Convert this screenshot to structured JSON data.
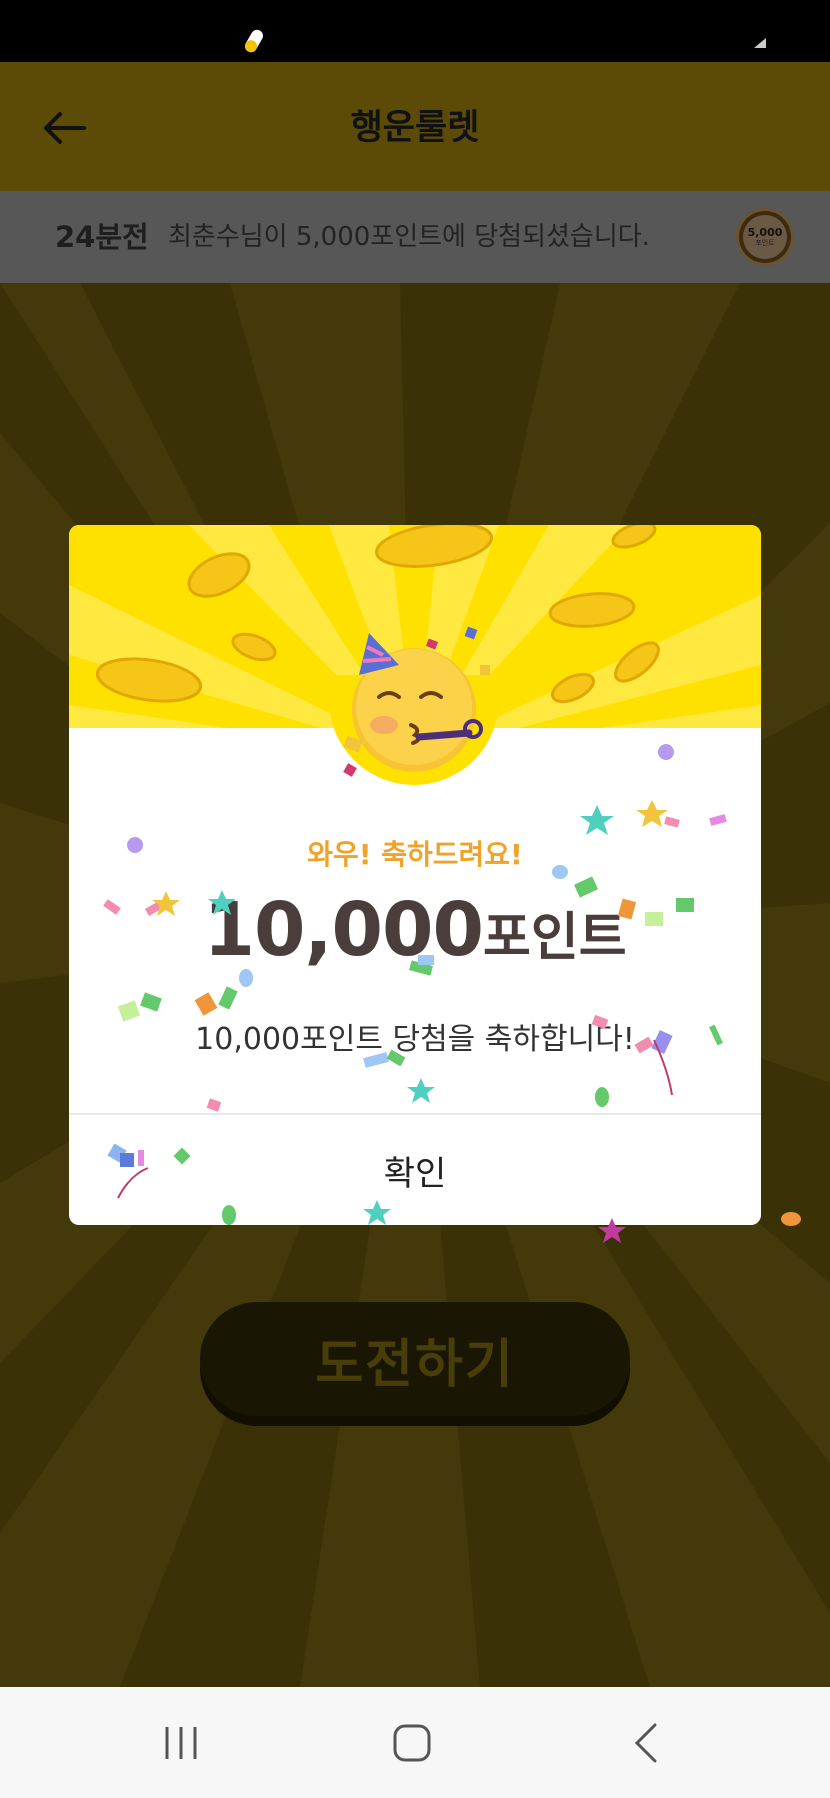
{
  "header": {
    "title": "행운룰렛",
    "back_icon": "arrow-left-icon"
  },
  "ticker": {
    "time": "24분전",
    "message": "최춘수님이 5,000포인트에 당첨되셨습니다.",
    "badge_value": "5,000",
    "badge_sub": "포인트"
  },
  "modal": {
    "wow": "와우! 축하드려요!",
    "points_number": "10,000",
    "points_unit": "포인트",
    "description": "10,000포인트 당첨을 축하합니다!",
    "confirm_label": "확인",
    "emoji": "partying-face-emoji"
  },
  "cta": {
    "label": "도전하기"
  },
  "navbar": {
    "icons": [
      "recent-apps-icon",
      "home-icon",
      "back-icon"
    ]
  },
  "colors": {
    "accent_yellow": "#ffe100",
    "wow_orange": "#f0a32b",
    "points_text": "#4a3d3c"
  }
}
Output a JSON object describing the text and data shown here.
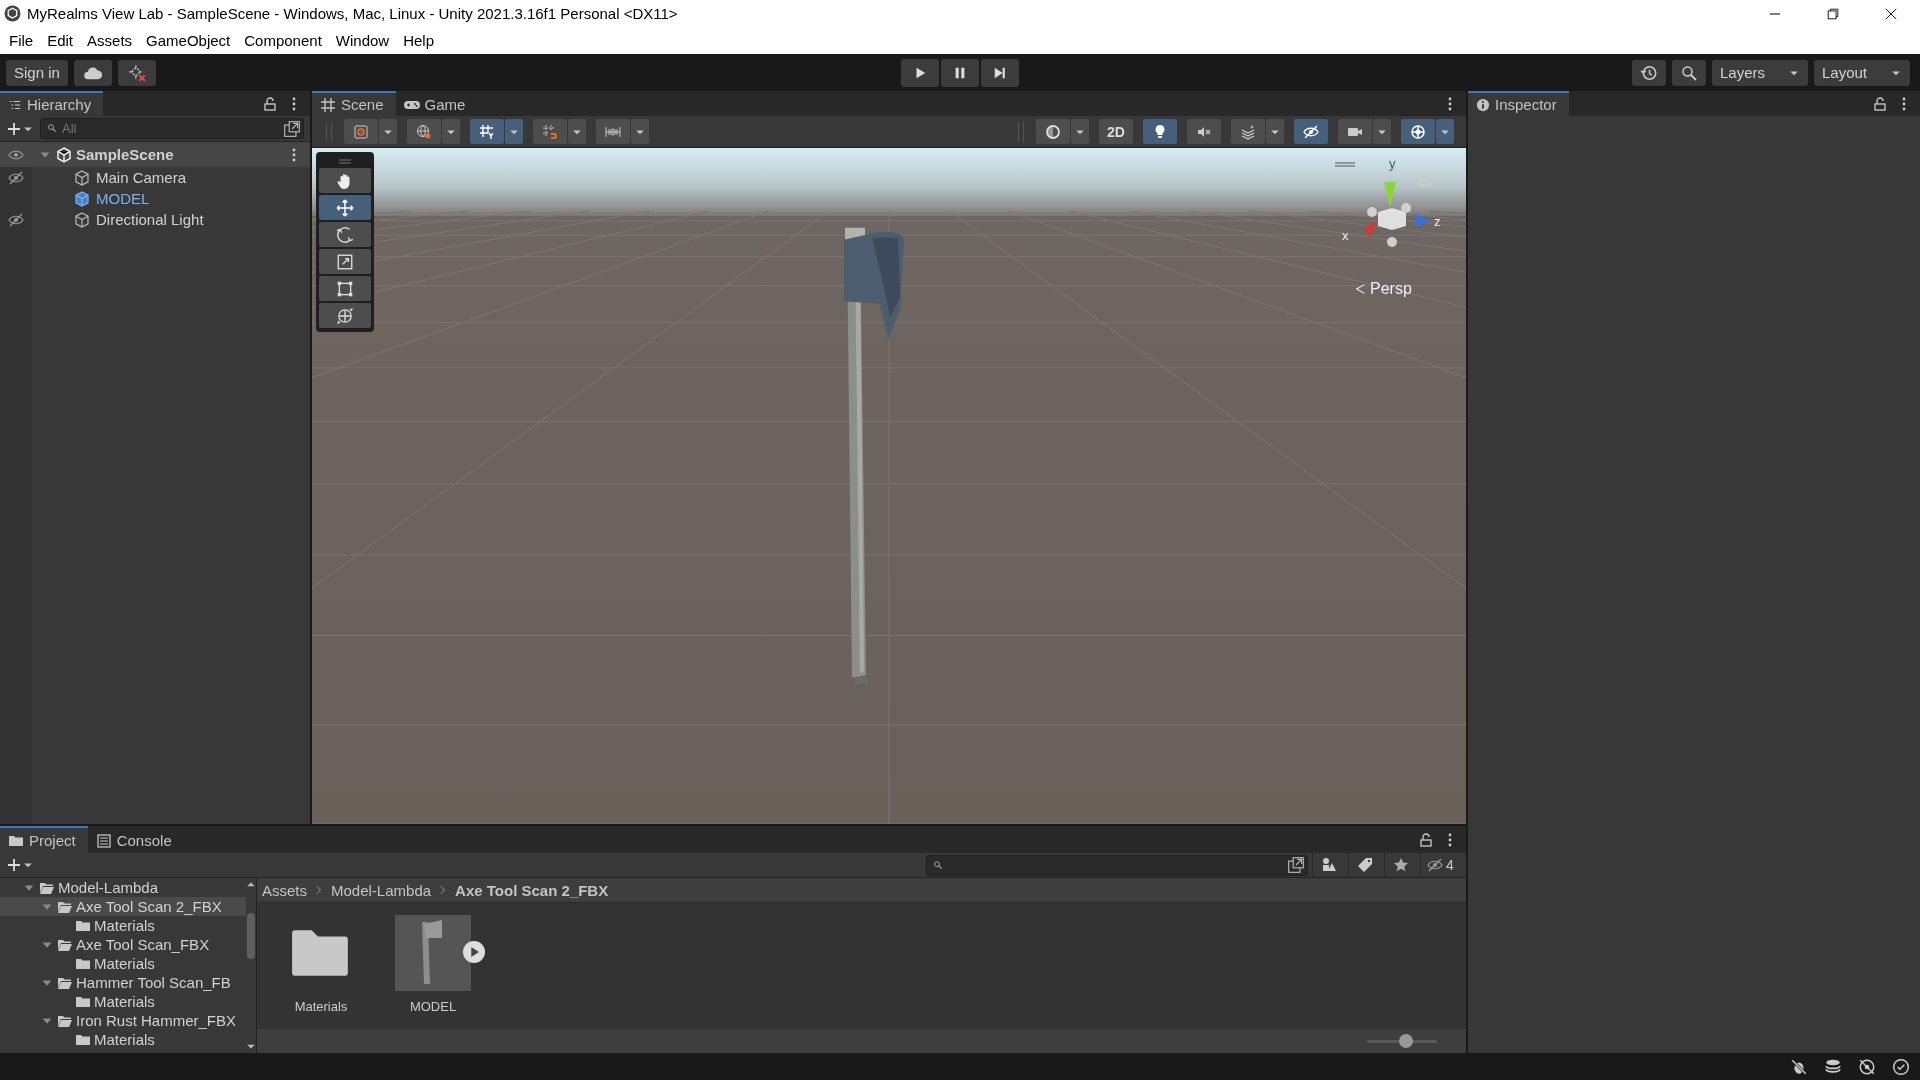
{
  "window": {
    "title": "MyRealms View Lab - SampleScene - Windows, Mac, Linux - Unity 2021.3.16f1 Personal <DX11>"
  },
  "menu": [
    "File",
    "Edit",
    "Assets",
    "GameObject",
    "Component",
    "Window",
    "Help"
  ],
  "toolbar": {
    "sign_in": "Sign in",
    "layers": "Layers",
    "layout": "Layout"
  },
  "hierarchy": {
    "tab": "Hierarchy",
    "search": {
      "placeholder": "All"
    },
    "scene": {
      "name": "SampleScene",
      "expanded": true,
      "children": [
        {
          "name": "Main Camera",
          "kind": "object",
          "hidden": true
        },
        {
          "name": "MODEL",
          "kind": "prefab",
          "hidden": false
        },
        {
          "name": "Directional Light",
          "kind": "object",
          "hidden": true
        }
      ]
    }
  },
  "scene_view": {
    "tabs": [
      {
        "label": "Scene",
        "kind": "scene",
        "selected": true
      },
      {
        "label": "Game",
        "kind": "game",
        "selected": false
      }
    ],
    "left_toggles": [
      {
        "kind": "draw-mode",
        "on": false
      },
      {
        "kind": "global",
        "on": false
      },
      {
        "kind": "grid-snap",
        "on": true
      },
      {
        "kind": "increment-snap",
        "on": false
      },
      {
        "kind": "ruler",
        "on": false
      }
    ],
    "right_toggles": [
      {
        "kind": "shading",
        "on": false
      },
      {
        "kind": "two-d",
        "label": "2D",
        "on": false
      },
      {
        "kind": "lighting",
        "on": true
      },
      {
        "kind": "audio",
        "on": false
      },
      {
        "kind": "effects",
        "on": false
      },
      {
        "kind": "hidden",
        "on": true
      },
      {
        "kind": "camera",
        "on": false
      },
      {
        "kind": "gizmos",
        "on": true
      }
    ],
    "tools": [
      {
        "kind": "hand",
        "selected": false
      },
      {
        "kind": "move",
        "selected": true
      },
      {
        "kind": "rotate",
        "selected": false
      },
      {
        "kind": "scale",
        "selected": false
      },
      {
        "kind": "rect",
        "selected": false
      },
      {
        "kind": "transform",
        "selected": false
      }
    ],
    "gizmo": {
      "x": "x",
      "y": "y",
      "z": "z"
    },
    "projection": "Persp"
  },
  "inspector": {
    "tab": "Inspector"
  },
  "project": {
    "tabs": [
      {
        "label": "Project",
        "kind": "project",
        "selected": true
      },
      {
        "label": "Console",
        "kind": "console",
        "selected": false
      }
    ],
    "tree": [
      {
        "name": "Model-Lambda",
        "expanded": true,
        "selected": false,
        "children": [
          {
            "name": "Axe Tool Scan 2_FBX",
            "expanded": true,
            "selected": true,
            "children": [
              {
                "name": "Materials",
                "selected": false
              }
            ]
          },
          {
            "name": "Axe Tool Scan_FBX",
            "expanded": true,
            "selected": false,
            "children": [
              {
                "name": "Materials",
                "selected": false
              }
            ]
          },
          {
            "name": "Hammer Tool Scan_FB",
            "expanded": true,
            "selected": false,
            "children": [
              {
                "name": "Materials",
                "selected": false
              }
            ]
          },
          {
            "name": "Iron Rust Hammer_FBX",
            "expanded": true,
            "selected": false,
            "children": [
              {
                "name": "Materials",
                "selected": false
              }
            ]
          }
        ]
      }
    ],
    "breadcrumb": [
      "Assets",
      "Model-Lambda",
      "Axe Tool Scan 2_FBX"
    ],
    "assets": [
      {
        "name": "Materials",
        "kind": "folder"
      },
      {
        "name": "MODEL",
        "kind": "model"
      }
    ],
    "hidden_count": "4",
    "zoom": {
      "level": 0.55
    }
  }
}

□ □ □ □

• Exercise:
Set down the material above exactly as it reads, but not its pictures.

• The completed task:
Convert this screenshot to structured JSON data.
{
  "header": {
    "title": "행운룰렛",
    "back_icon": "arrow-left-icon"
  },
  "ticker": {
    "time": "24분전",
    "message": "최춘수님이 5,000포인트에 당첨되셨습니다.",
    "badge_value": "5,000",
    "badge_sub": "포인트"
  },
  "modal": {
    "wow": "와우! 축하드려요!",
    "points_number": "10,000",
    "points_unit": "포인트",
    "description": "10,000포인트 당첨을 축하합니다!",
    "confirm_label": "확인",
    "emoji": "partying-face-emoji"
  },
  "cta": {
    "label": "도전하기"
  },
  "navbar": {
    "icons": [
      "recent-apps-icon",
      "home-icon",
      "back-icon"
    ]
  },
  "colors": {
    "accent_yellow": "#ffe100",
    "wow_orange": "#f0a32b",
    "points_text": "#4a3d3c"
  }
}
Output a JSON object describing the text and data shown here.
{
  "window": {
    "title": "MyRealms View Lab - SampleScene - Windows, Mac, Linux - Unity 2021.3.16f1 Personal <DX11>"
  },
  "menu": [
    "File",
    "Edit",
    "Assets",
    "GameObject",
    "Component",
    "Window",
    "Help"
  ],
  "toolbar": {
    "sign_in": "Sign in",
    "layers": "Layers",
    "layout": "Layout"
  },
  "hierarchy": {
    "tab": "Hierarchy",
    "search": {
      "placeholder": "All"
    },
    "scene": {
      "name": "SampleScene",
      "expanded": true,
      "children": [
        {
          "name": "Main Camera",
          "kind": "object",
          "hidden": true
        },
        {
          "name": "MODEL",
          "kind": "prefab",
          "hidden": false
        },
        {
          "name": "Directional Light",
          "kind": "object",
          "hidden": true
        }
      ]
    }
  },
  "scene_view": {
    "tabs": [
      {
        "label": "Scene",
        "kind": "scene",
        "selected": true
      },
      {
        "label": "Game",
        "kind": "game",
        "selected": false
      }
    ],
    "left_toggles": [
      {
        "kind": "draw-mode",
        "on": false
      },
      {
        "kind": "global",
        "on": false
      },
      {
        "kind": "grid-snap",
        "on": true
      },
      {
        "kind": "increment-snap",
        "on": false
      },
      {
        "kind": "ruler",
        "on": false
      }
    ],
    "right_toggles": [
      {
        "kind": "shading",
        "on": false
      },
      {
        "kind": "two-d",
        "label": "2D",
        "on": false
      },
      {
        "kind": "lighting",
        "on": true
      },
      {
        "kind": "audio",
        "on": false
      },
      {
        "kind": "effects",
        "on": false
      },
      {
        "kind": "hidden",
        "on": true
      },
      {
        "kind": "camera",
        "on": false
      },
      {
        "kind": "gizmos",
        "on": true
      }
    ],
    "tools": [
      {
        "kind": "hand",
        "selected": false
      },
      {
        "kind": "move",
        "selected": true
      },
      {
        "kind": "rotate",
        "selected": false
      },
      {
        "kind": "scale",
        "selected": false
      },
      {
        "kind": "rect",
        "selected": false
      },
      {
        "kind": "transform",
        "selected": false
      }
    ],
    "gizmo": {
      "x": "x",
      "y": "y",
      "z": "z"
    },
    "projection": "Persp"
  },
  "inspector": {
    "tab": "Inspector"
  },
  "project": {
    "tabs": [
      {
        "label": "Project",
        "kind": "project",
        "selected": true
      },
      {
        "label": "Console",
        "kind": "console",
        "selected": false
      }
    ],
    "tree": [
      {
        "name": "Model-Lambda",
        "expanded": true,
        "selected": false,
        "children": [
          {
            "name": "Axe Tool Scan 2_FBX",
            "expanded": true,
            "selected": true,
            "children": [
              {
                "name": "Materials",
                "selected": false
              }
            ]
          },
          {
            "name": "Axe Tool Scan_FBX",
            "expanded": true,
            "selected": false,
            "children": [
              {
                "name": "Materials",
                "selected": false
              }
            ]
          },
          {
            "name": "Hammer Tool Scan_FB",
            "expanded": true,
            "selected": false,
            "children": [
              {
                "name": "Materials",
                "selected": false
              }
            ]
          },
          {
            "name": "Iron Rust Hammer_FBX",
            "expanded": true,
            "selected": false,
            "children": [
              {
                "name": "Materials",
                "selected": false
              }
            ]
          }
        ]
      }
    ],
    "breadcrumb": [
      "Assets",
      "Model-Lambda",
      "Axe Tool Scan 2_FBX"
    ],
    "assets": [
      {
        "name": "Materials",
        "kind": "folder"
      },
      {
        "name": "MODEL",
        "kind": "model"
      }
    ],
    "hidden_count": "4",
    "zoom": {
      "level": 0.55
    }
  }
}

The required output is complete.